You have not enabled cookies! This site requires cookies to operate properly. Please enable cookies, and refresh your browser for full functionality.
Featured Image

MEDICINE HAT, Alberta, June 20, 2018 (LifeSiteNews) – Arguments began Wednesday on whether the Alberta government can forbid schools from telling parents about their children’s membership in Gay-Straight Alliance (GSA) clubs.

A Court of Queen's Bench judge in the city of Medicine Hat is hearing 25 faith-based schools and others’ case against Bill 24, The Canadian Press reports. The plaintiffs want enforcement of the law delayed until its constitutionality is decided.

Last year, Alberta education minister David Eggen led the effort to pass Bill 24, which forbids schools from telling parents if their children have joined GSAs without the child’s consent, even children as young as kindergarten.

Previously, individual schools and principals were free to use their own judgment about when to withhold information from parents, such as if there is a credible risk of harm to the child.

In April, the Justice Centre for Constitutional Freedoms (JCCF) filed suit against the law, representing a group of Christian, Jewish, and Sikh schools, as well as concerned citizens and parents. It argues that the law deprives parents of the ability to “know fully where their children are, who they are involved with, and what they may be encouraged to think or do”; and that it violates parents’ freedoms of religion and expression.

“Bill 24 further requires principals to set up a GSA or facilitate a GSA-related activity ‘immediately’ (at the request of one student) without consulting the school board or parents, and without considering whether the GSA and GSA-related activities are compatible with the school’s nature, character and values,” JCCF further notes.

The Justice Centre also calls GSAs “ideological sex clubs” in which children may be exposed to graphic sexual material. The government dismissed such concerns as “speculation,” and says GSAs are merely about “creating a safe space where students can socialize, be themselves, make friends and help other students understand the importance of being respectful to LGBTQ people.”
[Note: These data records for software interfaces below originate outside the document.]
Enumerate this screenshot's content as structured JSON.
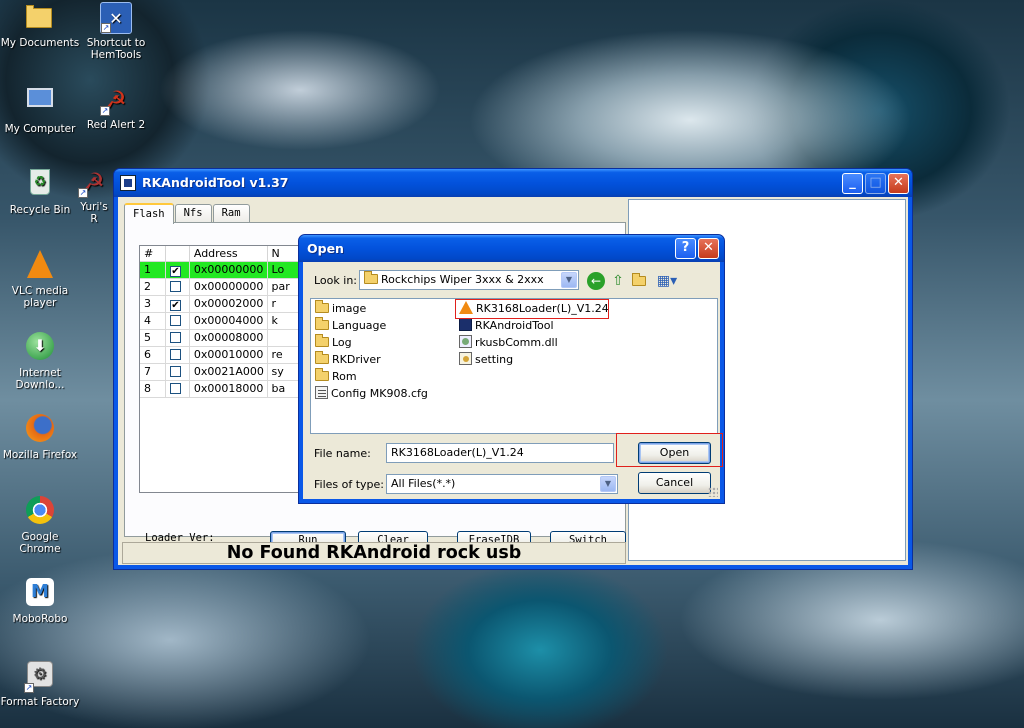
{
  "desktop": {
    "icons": [
      {
        "label": "My Documents",
        "icon": "my-documents-icon",
        "shortcut": false
      },
      {
        "label": "Shortcut to HemTools",
        "icon": "hemtools-icon",
        "shortcut": true
      },
      {
        "label": "My Computer",
        "icon": "my-computer-icon",
        "shortcut": false
      },
      {
        "label": "Red Alert 2",
        "icon": "red-alert-icon",
        "shortcut": true
      },
      {
        "label": "Recycle Bin",
        "icon": "recycle-bin-icon",
        "shortcut": false
      },
      {
        "label": "Yuri's R",
        "icon": "yuris-revenge-icon",
        "shortcut": true
      },
      {
        "label": "VLC media player",
        "icon": "vlc-icon",
        "shortcut": false
      },
      {
        "label": "Internet Downlo...",
        "icon": "internet-download-icon",
        "shortcut": false
      },
      {
        "label": "Mozilla Firefox",
        "icon": "firefox-icon",
        "shortcut": false
      },
      {
        "label": "Google Chrome",
        "icon": "chrome-icon",
        "shortcut": false
      },
      {
        "label": "MoboRobo",
        "icon": "moborobo-icon",
        "shortcut": false
      },
      {
        "label": "Format Factory",
        "icon": "format-factory-icon",
        "shortcut": false
      }
    ]
  },
  "main_window": {
    "title": "RKAndroidTool v1.37",
    "tabs": [
      {
        "label": "Flash",
        "active": true
      },
      {
        "label": "Nfs",
        "active": false
      },
      {
        "label": "Ram",
        "active": false
      }
    ],
    "grid": {
      "headers": [
        "#",
        "",
        "Address",
        "N"
      ],
      "rows": [
        {
          "num": "1",
          "checked": true,
          "address": "0x00000000",
          "name": "Lo",
          "selected": true
        },
        {
          "num": "2",
          "checked": false,
          "address": "0x00000000",
          "name": "par",
          "selected": false
        },
        {
          "num": "3",
          "checked": true,
          "address": "0x00002000",
          "name": "r",
          "selected": false
        },
        {
          "num": "4",
          "checked": false,
          "address": "0x00004000",
          "name": "k",
          "selected": false
        },
        {
          "num": "5",
          "checked": false,
          "address": "0x00008000",
          "name": "",
          "selected": false
        },
        {
          "num": "6",
          "checked": false,
          "address": "0x00010000",
          "name": "re",
          "selected": false
        },
        {
          "num": "7",
          "checked": false,
          "address": "0x0021A000",
          "name": "sy",
          "selected": false
        },
        {
          "num": "8",
          "checked": false,
          "address": "0x00018000",
          "name": "ba",
          "selected": false
        }
      ]
    },
    "loader_ver_label": "Loader Ver:",
    "buttons": {
      "run": "Run",
      "clear": "Clear",
      "erase_idb": "EraseIDB",
      "switch": "Switch"
    },
    "status": "No Found RKAndroid rock usb",
    "check_mark": "✔",
    "window_buttons": {
      "minimize": "_",
      "maximize": "□",
      "close": "✕"
    }
  },
  "open_dialog": {
    "title": "Open",
    "help": "?",
    "close": "✕",
    "look_in_label": "Look in:",
    "look_in_value": "Rockchips Wiper 3xxx & 2xxx",
    "files_left": [
      {
        "name": "image",
        "type": "folder"
      },
      {
        "name": "Language",
        "type": "folder"
      },
      {
        "name": "Log",
        "type": "folder"
      },
      {
        "name": "RKDriver",
        "type": "folder"
      },
      {
        "name": "Rom",
        "type": "folder"
      },
      {
        "name": "Config MK908.cfg",
        "type": "cfg"
      }
    ],
    "files_right": [
      {
        "name": "RK3168Loader(L)_V1.24",
        "type": "vlc",
        "highlighted": true
      },
      {
        "name": "RKAndroidTool",
        "type": "app",
        "highlighted": false
      },
      {
        "name": "rkusbComm.dll",
        "type": "dll",
        "highlighted": false
      },
      {
        "name": "setting",
        "type": "ini",
        "highlighted": false
      }
    ],
    "file_name_label": "File name:",
    "file_name_value": "RK3168Loader(L)_V1.24",
    "files_of_type_label": "Files of type:",
    "files_of_type_value": "All Files(*.*)",
    "open_button": "Open",
    "cancel_button": "Cancel",
    "colors": {
      "highlight_box": "#e0201c",
      "selected_row": "#22e822",
      "title_blue": "#0352dc"
    }
  }
}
Eggen expressed hope for a quick resolution to the case, noting that legal battles create “uncertainty” and claiming that the challenge “seeks to counter a lot of the progress that we've made to create safe and caring environments for kids.”

The danger is anything but speculative, however, for two parents who told their story anonymously in The Calgary Herald last November. “Sarah” and “Stephen” explained how their 14-year-old daughter “Jane,” who is autistic and suffered from body dysmorphia (a mental disorder causing one to obsess over perceived defects in his or her appearance), could have committed suicide had her school hid the developments in her GSA club.

The parents were originally “completely fine” with Jane joining a GSA, but were alarmed when the school told them she was being referred to as a boy — despite never having expressed gender confusion. Eventually, they got a call that their daughter was threatening to kill herself.

“I love all people, I seriously do, but they’re promoting the idea on kids who normally would not have gone there,” Stephen explained. “They were facilitating and going out of their way to transition her into becoming a boy without our knowledge. But what training do they have about children with autism?”

Eggen issued a statement at the time promising that parents would be notified if their children were at risk, but refused to comment more specifically or be interviewed by the Herald.

Opposition United Conservative (UCP) Leader Jason Kenney is also among the law’s opponents. He warned last fall that it “concentrates enormous new powers in the hands of the Minister, undermining local decision making by principals, school boards, and independent schools,” regardless of the varying circumstances in specific cases.

“We believe that it is wrong to treat young elementary school children the same way as teenagers in high school on sensitive matters,” he continued.

Last month, however, Kenney went back on his pledge to support parental rights policies championed by his base, saying he wouldn’t act on a position passed at the UCP’s first policy convention: the notification of parents when their child joins after-school clubs, including “gay-straight alliances.”

“Let me be absolutely stone-cold clear: a United Conservative government will not be changing law or policy to require notification of parents when kids join GSAs,” Kenney said.

The government is set to begin enforcing Bill 24 in July, unless the court grants a temporary injunction.